I would affirm.

Notes[edit]

^1  There are three separate opinions which support reversal of the decision below. The opinion of my Brother FORTAS, which for convenience I will call the majority's 'prevailing' opinion, is joined by THE CHIEF JUSTICE and my Brother DOUGLAS. My Brothers BRENNAN and WHITE each concur in the result of the prevailing opinion, but reach that result on different grounds.

^2  La.Rev.Stat. § 14:103.1 (Cum.Supp.1962).

^3  See my concurring opinion in Cox v. State of Louisiana, 379 U.S. 559, 578-580, 85 S.Ct. 468-470.

^4  A condition under which this conduct is punishable is that it be entered into 'with intent to provoke a breach of the peace, or under circumstances such that a breach of the peace may be occasioned thereby.' In the context of the Cox case relating to activity on the public streets this Court held this language unconstitutionally vague. But as I have pointed out above, the Court could not have meant that every disturbing the peace statute which contains this language is unconstitutional.
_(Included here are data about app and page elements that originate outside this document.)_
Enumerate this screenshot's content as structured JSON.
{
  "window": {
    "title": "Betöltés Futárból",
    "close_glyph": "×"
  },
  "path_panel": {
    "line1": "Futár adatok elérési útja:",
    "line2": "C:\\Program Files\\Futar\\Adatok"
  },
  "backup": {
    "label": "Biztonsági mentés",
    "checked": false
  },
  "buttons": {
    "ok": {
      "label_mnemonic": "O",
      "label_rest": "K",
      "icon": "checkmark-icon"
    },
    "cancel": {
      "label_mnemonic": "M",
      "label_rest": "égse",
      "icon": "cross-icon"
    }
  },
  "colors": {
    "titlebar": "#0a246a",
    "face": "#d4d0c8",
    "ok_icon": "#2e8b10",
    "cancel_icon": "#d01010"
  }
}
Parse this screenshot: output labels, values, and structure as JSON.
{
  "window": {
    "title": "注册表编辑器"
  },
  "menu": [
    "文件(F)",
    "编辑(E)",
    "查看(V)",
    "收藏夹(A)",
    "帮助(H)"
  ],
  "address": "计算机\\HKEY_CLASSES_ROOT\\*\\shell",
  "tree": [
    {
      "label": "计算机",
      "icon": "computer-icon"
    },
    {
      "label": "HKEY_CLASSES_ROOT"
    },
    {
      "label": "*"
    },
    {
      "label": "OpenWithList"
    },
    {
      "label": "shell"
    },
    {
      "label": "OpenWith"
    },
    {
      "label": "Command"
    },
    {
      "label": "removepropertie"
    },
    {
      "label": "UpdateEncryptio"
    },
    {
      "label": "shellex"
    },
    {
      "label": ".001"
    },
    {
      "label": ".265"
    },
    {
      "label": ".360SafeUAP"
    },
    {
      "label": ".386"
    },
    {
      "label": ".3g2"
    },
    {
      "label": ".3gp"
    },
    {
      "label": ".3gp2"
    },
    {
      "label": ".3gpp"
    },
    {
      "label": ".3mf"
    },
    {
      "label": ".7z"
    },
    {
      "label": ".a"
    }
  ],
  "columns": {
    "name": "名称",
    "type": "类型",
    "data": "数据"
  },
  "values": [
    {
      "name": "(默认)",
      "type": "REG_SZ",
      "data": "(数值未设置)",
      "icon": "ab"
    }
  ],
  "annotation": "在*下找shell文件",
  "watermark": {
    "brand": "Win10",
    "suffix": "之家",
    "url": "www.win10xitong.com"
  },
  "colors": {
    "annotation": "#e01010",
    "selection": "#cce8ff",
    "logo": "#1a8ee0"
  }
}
^5  The note describing the book he wanted which petitioner Brown gave Mrs. Reeves read, 'Wendall Arna, the Story of the Negro: Bontems.' This information apparently described no printed book. The book which was obtained from the state library for petitioners' use was The Story of the Negro, by Arna Bontemps.

^6  See my dissenting opinion in Milk Wagon Drivers Union, etc. v. Meadowmoor Dairies, Inc., 312 U.S. 287, 301-302, 61 S.Ct. 552, 558-559, 85 L.Ed. 836.

^7  Miss Feingold, task force worker for CORE and the State's first witness, testified on direct examination as follows:

'Q. Was there any particuar reason for these defendants going to the Library on a Sturday morning?

'A. You mean on a Saturday as opposed to any other day?

'Q. Yes?

'A. No, I don't.'

This work is in the public domain in the United States because it is a work of the United States federal government (see 17 U.S.C. 105).